■ Work instructions ■
The task calls for the count of lines containing "title" in these records, given as a number with no other words.

**** Source data

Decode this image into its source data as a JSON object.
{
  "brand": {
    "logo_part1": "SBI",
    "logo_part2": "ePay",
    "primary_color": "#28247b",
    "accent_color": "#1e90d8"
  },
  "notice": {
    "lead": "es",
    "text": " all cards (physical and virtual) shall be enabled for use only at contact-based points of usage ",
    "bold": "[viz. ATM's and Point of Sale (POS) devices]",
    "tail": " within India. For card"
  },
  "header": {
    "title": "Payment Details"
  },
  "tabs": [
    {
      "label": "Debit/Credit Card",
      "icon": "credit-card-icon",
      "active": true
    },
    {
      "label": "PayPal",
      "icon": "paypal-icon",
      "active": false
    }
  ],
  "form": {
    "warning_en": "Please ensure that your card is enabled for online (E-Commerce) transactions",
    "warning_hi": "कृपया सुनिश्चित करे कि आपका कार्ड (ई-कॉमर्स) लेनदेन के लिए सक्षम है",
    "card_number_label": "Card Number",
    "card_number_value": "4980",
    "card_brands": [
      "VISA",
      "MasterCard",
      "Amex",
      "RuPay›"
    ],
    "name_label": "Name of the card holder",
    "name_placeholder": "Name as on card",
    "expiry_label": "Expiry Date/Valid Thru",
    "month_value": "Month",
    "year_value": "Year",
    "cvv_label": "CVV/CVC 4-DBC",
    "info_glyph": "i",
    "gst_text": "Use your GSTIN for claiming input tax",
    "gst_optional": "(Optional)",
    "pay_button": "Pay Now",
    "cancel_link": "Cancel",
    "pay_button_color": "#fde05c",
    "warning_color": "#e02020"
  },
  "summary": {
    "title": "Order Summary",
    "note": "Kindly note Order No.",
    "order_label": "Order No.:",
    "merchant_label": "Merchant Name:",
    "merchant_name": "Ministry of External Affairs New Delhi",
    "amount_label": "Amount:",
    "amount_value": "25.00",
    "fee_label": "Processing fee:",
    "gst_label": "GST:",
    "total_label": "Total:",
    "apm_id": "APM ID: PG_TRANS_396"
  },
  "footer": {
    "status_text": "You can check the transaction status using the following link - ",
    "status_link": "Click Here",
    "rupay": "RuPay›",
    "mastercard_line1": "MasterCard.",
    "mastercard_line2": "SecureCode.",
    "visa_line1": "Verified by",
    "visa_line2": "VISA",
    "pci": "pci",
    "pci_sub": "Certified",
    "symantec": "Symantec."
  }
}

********

■ Written solution ■
2